AIM OF THE TASK »
For every line in the records below that holds "database", make a copy.

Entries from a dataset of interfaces
BEGIN

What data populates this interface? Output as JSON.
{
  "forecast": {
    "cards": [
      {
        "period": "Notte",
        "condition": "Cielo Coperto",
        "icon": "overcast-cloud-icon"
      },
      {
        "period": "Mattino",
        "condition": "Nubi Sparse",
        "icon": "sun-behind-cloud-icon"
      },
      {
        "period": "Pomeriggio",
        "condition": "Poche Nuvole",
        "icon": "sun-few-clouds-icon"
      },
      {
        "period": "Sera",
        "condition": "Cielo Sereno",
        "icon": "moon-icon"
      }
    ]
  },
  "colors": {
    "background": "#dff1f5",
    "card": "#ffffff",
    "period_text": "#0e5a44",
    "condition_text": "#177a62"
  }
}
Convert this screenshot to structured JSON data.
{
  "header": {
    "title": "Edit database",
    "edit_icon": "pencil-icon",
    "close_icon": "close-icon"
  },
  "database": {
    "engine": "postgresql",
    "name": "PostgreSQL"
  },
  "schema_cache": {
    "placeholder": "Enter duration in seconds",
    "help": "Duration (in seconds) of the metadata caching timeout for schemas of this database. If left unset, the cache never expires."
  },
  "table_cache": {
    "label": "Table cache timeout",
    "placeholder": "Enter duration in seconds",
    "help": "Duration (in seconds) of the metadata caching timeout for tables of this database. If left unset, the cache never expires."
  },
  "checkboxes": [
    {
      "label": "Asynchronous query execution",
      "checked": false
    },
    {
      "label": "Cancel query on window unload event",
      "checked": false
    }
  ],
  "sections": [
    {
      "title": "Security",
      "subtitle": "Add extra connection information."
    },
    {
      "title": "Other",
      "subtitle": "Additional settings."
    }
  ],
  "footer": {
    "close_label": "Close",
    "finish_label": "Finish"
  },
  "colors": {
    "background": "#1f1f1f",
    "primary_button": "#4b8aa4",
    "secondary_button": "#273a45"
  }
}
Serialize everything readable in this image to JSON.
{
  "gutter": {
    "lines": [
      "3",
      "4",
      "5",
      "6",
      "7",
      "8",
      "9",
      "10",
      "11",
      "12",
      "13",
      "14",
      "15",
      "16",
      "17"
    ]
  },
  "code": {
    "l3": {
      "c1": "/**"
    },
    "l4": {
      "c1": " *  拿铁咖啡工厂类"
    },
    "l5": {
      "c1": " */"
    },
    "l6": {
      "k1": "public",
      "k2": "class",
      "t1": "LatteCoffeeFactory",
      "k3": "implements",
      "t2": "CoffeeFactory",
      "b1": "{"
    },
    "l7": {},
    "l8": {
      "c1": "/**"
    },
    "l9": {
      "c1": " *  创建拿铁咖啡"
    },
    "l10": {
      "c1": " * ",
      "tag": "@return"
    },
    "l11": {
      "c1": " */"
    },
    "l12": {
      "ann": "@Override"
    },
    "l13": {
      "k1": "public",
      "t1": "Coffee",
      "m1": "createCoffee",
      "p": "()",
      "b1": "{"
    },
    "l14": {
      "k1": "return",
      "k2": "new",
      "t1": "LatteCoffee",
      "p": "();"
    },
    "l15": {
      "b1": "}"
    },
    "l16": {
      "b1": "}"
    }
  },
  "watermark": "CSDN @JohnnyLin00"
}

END

RESULT FOR THIS TASK »
    "title": "Edit database",
  "database": {
    "help": "Duration (in seconds) of the metadata caching timeout for schemas of this database. If left unset, the cache never expires."
    "help": "Duration (in seconds) of the metadata caching timeout for tables of this database. If left unset, the cache never expires."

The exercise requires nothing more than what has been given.